1. For the honour of our Saviour as man, showing who were his noble and royal progenitors according to the flesh.
2. For the confirmation of our faith, touching the reality of our Saviour's incarnation. The scripture making mention of all his progenitors from the first man Adam, to his reputed father Joseph, we cannot reasonably doubt either of the truth of his human nature, or of the certainty of his being the promised Messiah.
Hence we may learn that the wisdom of God has taken all necessary care, and used all needful means, for satisfying the minds of all unprejudiced persons, touching the reality of Christ's human nature, and the certainty of his being the promised Messiah; for both these ends is our Saviour's genealogy, descent, and pedigree, recorded in holy scripture.
Copyright information for Burkitt
Welcome to STEP Bible
From Tyndale House, Cambridge UK
Use the search box to find Bibles, commentaries, passages, search terms, etc. Here are some examples:
This shows how to quickly lookup a passage.
Looking up a passage in three different translations is also easy.
This asks STEP to search for the Greek word for 'brother' and show the results in the ESV.
This example runs both a 'Hebrew word search' and a 'Text' search and shows the results in both the NIV and ESV.
You can mix most searches. This finds any word translated as 'throne' in the Prophets and the New Testament, but only in verses concerning the topic 'David'. This excludes verses which refer to a 'throne' in other contexts.

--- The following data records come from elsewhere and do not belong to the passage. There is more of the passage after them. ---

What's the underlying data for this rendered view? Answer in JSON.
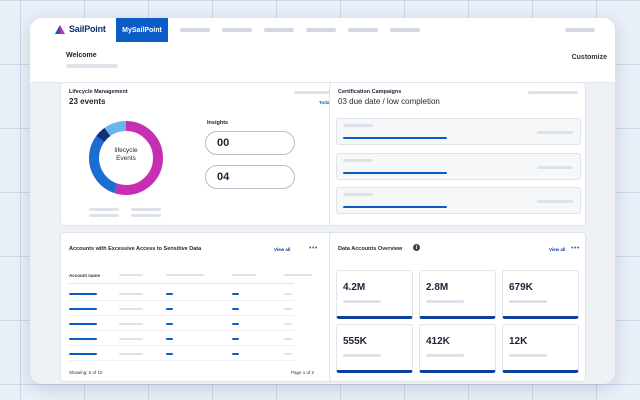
{
  "topbar": {
    "brand": "SailPoint",
    "active_tab": "MySailPoint",
    "colors": {
      "brand_navy": "#0b2f73",
      "accent_blue": "#0b5cc7"
    }
  },
  "header": {
    "welcome": "Welcome",
    "customize": "Customize"
  },
  "lifecycle": {
    "title": "Lifecycle Management",
    "count": "23 events",
    "today_link": "Today",
    "donut_label_line1": "lifecycle",
    "donut_label_line2": "Events",
    "insights_title": "Insights",
    "insights": [
      "00",
      "04"
    ],
    "donut_segments": [
      {
        "name": "magenta",
        "fraction": 0.55,
        "color": "#c62fb4"
      },
      {
        "name": "blue",
        "fraction": 0.3,
        "color": "#1a6dd1"
      },
      {
        "name": "navy",
        "fraction": 0.05,
        "color": "#0f2f7a"
      },
      {
        "name": "light-blue",
        "fraction": 0.1,
        "color": "#69b6ea"
      }
    ]
  },
  "certification": {
    "title": "Certification Campaigns",
    "subtitle": "03 due date / low completion",
    "campaigns_progress": [
      0.45,
      0.45,
      0.45
    ]
  },
  "accounts": {
    "title": "Accounts with Excessive Access to Sensitive Data",
    "view_all": "View all",
    "more": "•••",
    "column_header": "Account name",
    "rows": 5,
    "showing": "Showing:  5 of 10",
    "page": "Page 1 of 2"
  },
  "data_accounts": {
    "title": "Data Accounts Overview",
    "info_icon": "info-icon",
    "view_all": "View all",
    "more": "•••",
    "tiles": [
      "4.2M",
      "2.8M",
      "679K",
      "555K",
      "412K",
      "12K"
    ]
  }
}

Interlinear Hebrew & Greek is available for some translations with grammar (and more soon). To reverse the interlinear order, click on a version abbreviation under the verse number.
© Tyndale House, Cambridge, UK - 2018